A Fixed Foundation Tiny Home
This option allows you to build a home that is a little larger but still very small. A home that is 12 to 16 feet wide is not possible on wheels but on a fixed foundation, it is. That said, once on a foundation, you’ll need permanent water and sewer hookups and power lines unless you’ve allowed for solar system power. You’ll be tied to the place your home rests and many jurisdictions are still not tiny home friendly. Many subdivisions have restrictions that even a tiny home must be at least 400-sq-ft. You’ll be saddled with the costs of building, heating, cooling, and installing septic or sewer for that home. This might make owning a tiny home more cost-prohibitive for many people. When you are in a fixed location, you are at the mercy of the weather in that location, unable to simply drive to a better spot. In the winter, you’ll need to determine how you’ll heat your home. In the heat of summer, you’ll spend money on cooling.
A Portable Tiny Home

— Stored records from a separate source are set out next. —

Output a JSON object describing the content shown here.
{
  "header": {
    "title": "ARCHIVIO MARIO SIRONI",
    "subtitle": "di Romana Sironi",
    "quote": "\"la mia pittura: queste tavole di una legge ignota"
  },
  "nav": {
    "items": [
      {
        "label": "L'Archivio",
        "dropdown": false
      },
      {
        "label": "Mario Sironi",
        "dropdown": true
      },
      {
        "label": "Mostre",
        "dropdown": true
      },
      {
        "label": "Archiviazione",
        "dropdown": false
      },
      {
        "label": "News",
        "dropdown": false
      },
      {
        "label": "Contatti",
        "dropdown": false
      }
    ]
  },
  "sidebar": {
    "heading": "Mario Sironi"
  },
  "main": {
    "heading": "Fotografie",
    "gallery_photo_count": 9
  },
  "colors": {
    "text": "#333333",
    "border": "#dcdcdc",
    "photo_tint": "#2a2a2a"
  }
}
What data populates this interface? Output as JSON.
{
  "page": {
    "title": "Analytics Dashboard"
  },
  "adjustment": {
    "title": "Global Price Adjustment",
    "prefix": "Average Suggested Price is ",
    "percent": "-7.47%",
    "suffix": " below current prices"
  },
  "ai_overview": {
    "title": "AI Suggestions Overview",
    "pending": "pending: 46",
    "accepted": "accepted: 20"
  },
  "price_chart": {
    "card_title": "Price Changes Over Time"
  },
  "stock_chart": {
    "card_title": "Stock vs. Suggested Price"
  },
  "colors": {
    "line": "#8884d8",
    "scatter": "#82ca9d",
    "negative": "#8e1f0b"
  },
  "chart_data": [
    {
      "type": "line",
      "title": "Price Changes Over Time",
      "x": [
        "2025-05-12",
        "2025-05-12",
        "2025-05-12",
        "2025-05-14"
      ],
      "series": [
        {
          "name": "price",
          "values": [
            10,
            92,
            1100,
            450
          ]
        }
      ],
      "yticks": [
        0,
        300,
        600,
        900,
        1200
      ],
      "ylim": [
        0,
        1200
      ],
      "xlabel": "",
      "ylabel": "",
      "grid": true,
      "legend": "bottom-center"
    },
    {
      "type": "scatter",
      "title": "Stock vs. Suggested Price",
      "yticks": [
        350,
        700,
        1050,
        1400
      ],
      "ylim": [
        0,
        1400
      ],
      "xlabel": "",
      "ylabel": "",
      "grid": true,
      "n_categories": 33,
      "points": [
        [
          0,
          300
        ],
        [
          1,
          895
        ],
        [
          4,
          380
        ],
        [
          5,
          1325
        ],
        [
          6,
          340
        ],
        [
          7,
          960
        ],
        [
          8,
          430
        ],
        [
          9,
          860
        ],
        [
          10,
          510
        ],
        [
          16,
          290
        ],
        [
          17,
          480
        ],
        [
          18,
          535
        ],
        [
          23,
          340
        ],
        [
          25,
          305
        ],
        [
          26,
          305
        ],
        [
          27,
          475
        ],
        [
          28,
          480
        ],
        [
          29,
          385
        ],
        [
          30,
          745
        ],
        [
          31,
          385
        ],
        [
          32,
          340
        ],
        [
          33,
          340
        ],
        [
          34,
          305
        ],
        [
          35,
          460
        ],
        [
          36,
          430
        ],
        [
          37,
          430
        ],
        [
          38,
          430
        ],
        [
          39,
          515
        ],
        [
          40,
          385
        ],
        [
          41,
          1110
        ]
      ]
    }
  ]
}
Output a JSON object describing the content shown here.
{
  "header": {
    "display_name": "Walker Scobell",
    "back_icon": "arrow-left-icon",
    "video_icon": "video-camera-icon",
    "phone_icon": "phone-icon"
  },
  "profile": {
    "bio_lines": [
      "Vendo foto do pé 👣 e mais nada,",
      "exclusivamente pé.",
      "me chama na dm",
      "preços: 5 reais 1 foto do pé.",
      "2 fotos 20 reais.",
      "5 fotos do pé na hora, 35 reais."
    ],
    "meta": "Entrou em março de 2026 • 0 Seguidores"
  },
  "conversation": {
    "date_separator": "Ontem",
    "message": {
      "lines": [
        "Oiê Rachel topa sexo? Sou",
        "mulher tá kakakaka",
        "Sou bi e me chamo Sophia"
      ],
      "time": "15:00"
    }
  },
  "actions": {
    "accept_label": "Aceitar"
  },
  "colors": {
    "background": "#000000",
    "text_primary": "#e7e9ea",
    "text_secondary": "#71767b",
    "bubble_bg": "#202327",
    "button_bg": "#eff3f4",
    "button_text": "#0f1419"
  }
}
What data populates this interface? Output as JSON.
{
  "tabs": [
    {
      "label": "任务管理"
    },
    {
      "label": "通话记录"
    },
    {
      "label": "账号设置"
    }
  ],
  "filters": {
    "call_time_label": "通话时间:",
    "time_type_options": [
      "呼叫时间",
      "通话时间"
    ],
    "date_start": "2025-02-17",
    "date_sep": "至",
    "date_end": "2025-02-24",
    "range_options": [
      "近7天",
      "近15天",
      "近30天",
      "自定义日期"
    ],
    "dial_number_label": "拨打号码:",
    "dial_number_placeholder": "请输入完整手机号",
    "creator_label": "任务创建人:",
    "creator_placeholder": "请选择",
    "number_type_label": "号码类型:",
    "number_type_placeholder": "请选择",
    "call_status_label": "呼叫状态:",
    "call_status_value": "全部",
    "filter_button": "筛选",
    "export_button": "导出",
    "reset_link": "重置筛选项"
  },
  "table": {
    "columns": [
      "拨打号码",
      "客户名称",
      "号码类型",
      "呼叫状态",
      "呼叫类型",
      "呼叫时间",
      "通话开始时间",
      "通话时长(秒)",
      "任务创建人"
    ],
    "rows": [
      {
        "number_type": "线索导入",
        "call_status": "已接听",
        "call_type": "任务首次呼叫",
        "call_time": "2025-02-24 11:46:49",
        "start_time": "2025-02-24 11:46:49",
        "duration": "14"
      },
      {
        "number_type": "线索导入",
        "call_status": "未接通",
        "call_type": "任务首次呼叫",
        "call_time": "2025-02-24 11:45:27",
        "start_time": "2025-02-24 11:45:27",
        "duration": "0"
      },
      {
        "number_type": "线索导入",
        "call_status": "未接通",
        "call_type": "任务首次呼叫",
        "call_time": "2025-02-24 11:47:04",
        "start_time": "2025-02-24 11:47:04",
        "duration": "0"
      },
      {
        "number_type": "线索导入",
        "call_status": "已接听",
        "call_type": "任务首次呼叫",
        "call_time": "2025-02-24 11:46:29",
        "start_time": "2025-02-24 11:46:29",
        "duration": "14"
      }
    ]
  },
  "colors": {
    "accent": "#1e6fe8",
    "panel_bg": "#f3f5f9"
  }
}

These are referred to as Tiny Homes on Wheels, or THOWs. These are built on a tiny home trailer frame and many people build their own. They tend to be heavier than a traditional camper, as well as higher. They are not designed to be on the road constantly, though they can easily be moved from one location to another, making them a more flexible tiny home option for many people. They should not be confused with a traditional RV camper. A camper is typically made on a lightweight aluminum frame and has very little insulation. This makes heating and cooling more difficult. A tiny home is built with sturdier framing, well-insulated as a traditional home would be, and looks more like a traditional home. Many THOWs have a second story loft-style sleeping area that saves floor space below and with a loft at each end, there is room for children to sleep as well. Newer THOWs are now designed with main floor bedrooms and slide-outs that can expand floor space when parked. A THOW is completely portable using a trailer designed for tiny homes, but with one caveat: they do not have holding tanks, which means that if you want water, you’ll need to be hooked to a water source and a sewer line. While this is a minor drawback for some, it is an acceptable sacrifice for many who find the portability to be paramount. Tiny house villages are popping up all around the country, offering the zoning and full hook-ups for tiny homes. Many come complete with your own yard space. When the weather begins to get too cold, you simply pull up stakes and tow your tiny home to a more southerly location that can offer you similar benefits along with warm weather. When hurricane season arrives, you can do the same; just tow it somewhere else.
This is ultimately what dictates your choice. If the road calls to you and you love the idea of exploring the country by living in different places every few months, then the THOW lifestyle may potentially be for you. One option simply gives you more options but there are some trade-offs with either style of tiny home you choose. Your life goals are what is of primary importance. You should also spend some time in a tiny home before making the move and committing to one full-time. Try an Airbnb weekend rental or a week’s vacation in one to see if you can handle the adaptation to the small space.